[Action item]:
Isolate every line in the data with the string "cadeau" and copy it.

= = = =

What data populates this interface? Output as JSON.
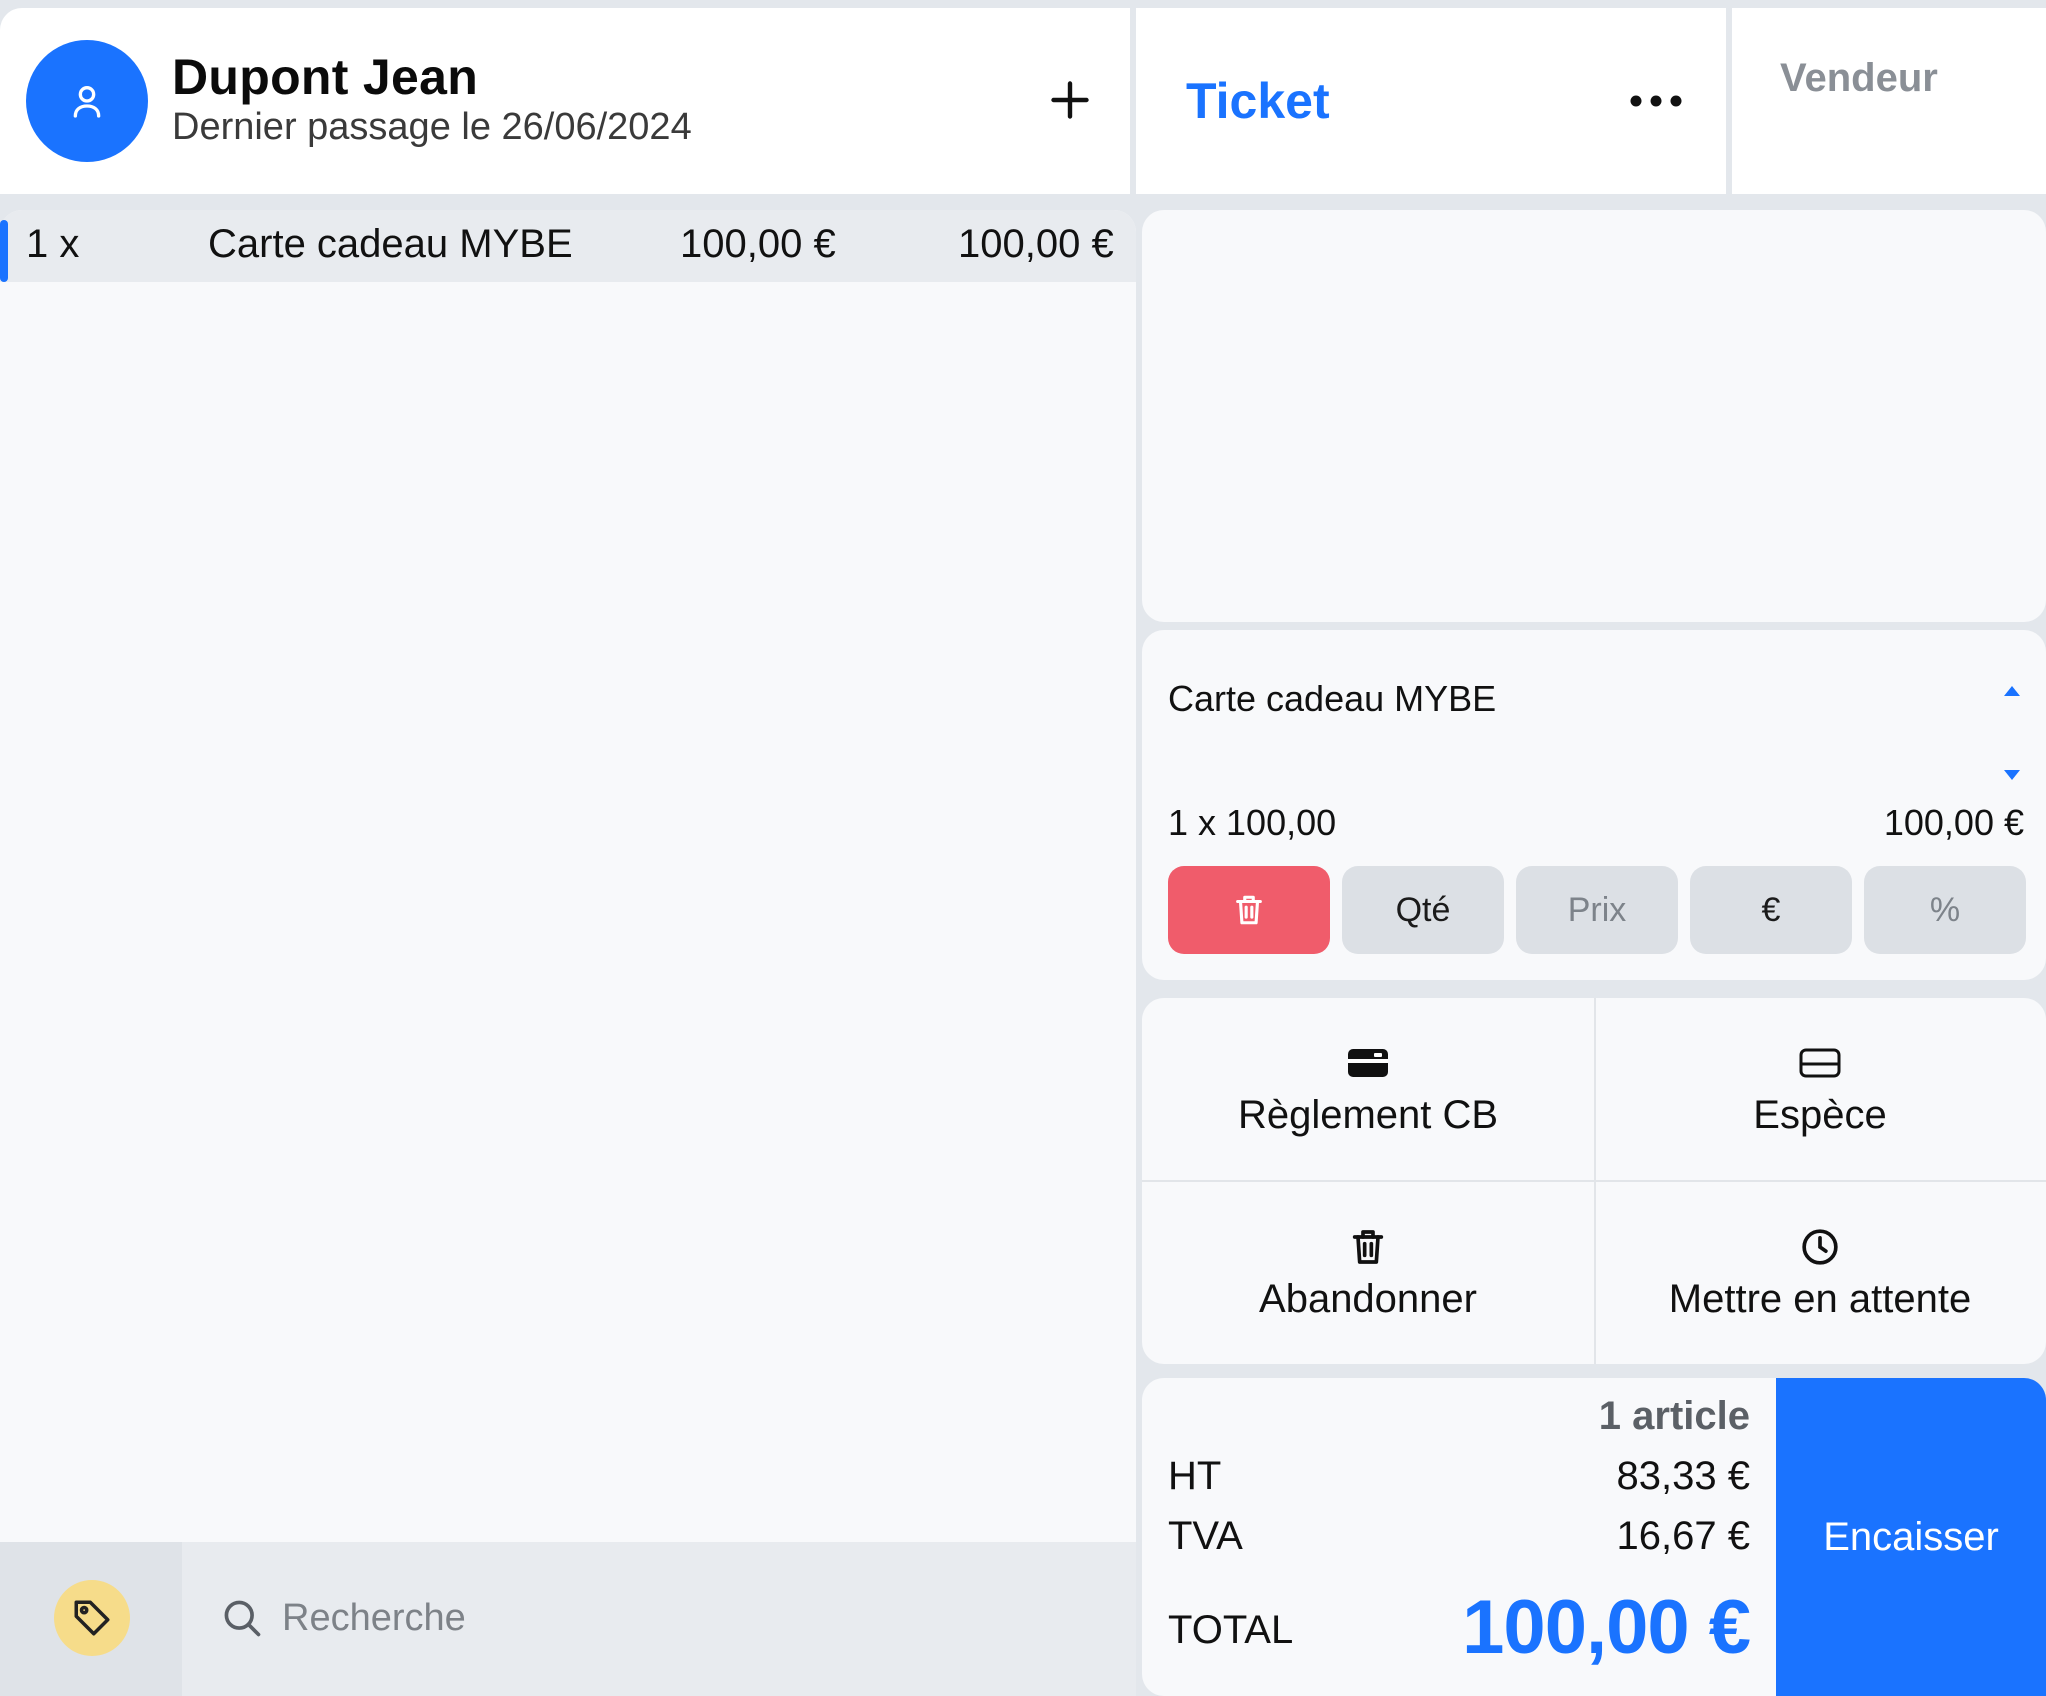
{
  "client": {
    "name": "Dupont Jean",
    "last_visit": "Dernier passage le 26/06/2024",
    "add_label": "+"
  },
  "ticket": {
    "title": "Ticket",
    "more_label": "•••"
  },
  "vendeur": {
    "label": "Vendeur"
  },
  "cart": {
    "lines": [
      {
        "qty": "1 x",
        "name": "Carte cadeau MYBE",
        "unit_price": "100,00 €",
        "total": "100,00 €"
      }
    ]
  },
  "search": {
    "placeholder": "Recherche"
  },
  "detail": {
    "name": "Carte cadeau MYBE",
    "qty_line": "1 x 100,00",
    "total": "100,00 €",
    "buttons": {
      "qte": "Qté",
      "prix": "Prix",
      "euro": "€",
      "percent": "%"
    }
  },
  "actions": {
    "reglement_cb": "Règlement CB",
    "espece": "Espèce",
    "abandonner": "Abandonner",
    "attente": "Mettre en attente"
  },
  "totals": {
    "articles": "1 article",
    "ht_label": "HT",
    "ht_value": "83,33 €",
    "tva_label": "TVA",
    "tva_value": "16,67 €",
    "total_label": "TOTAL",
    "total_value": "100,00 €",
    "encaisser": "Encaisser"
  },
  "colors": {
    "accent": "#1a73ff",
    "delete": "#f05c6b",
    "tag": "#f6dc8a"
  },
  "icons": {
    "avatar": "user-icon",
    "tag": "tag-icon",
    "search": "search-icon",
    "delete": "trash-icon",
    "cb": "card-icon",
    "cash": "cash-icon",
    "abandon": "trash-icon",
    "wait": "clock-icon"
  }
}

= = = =

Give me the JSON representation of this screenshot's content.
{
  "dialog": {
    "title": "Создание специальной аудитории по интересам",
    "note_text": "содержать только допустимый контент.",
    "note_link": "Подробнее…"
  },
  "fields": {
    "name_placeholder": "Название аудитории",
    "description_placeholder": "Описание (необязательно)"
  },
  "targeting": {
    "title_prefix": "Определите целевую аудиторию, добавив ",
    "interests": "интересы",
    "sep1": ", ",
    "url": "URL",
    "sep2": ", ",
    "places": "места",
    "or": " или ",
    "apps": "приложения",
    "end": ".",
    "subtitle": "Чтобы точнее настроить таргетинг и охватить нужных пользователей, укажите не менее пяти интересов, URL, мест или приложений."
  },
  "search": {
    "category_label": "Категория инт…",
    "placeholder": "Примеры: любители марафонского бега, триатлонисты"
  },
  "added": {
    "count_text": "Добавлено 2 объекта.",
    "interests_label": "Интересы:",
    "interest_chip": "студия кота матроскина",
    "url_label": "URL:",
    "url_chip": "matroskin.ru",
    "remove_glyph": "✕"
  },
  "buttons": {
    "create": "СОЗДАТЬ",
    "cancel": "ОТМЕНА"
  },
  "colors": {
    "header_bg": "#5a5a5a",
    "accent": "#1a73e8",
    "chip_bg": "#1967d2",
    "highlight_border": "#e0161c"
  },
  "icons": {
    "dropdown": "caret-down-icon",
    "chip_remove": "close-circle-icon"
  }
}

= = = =

[The answer]:
        "name": "Carte cadeau MYBE",
    "name": "Carte cadeau MYBE",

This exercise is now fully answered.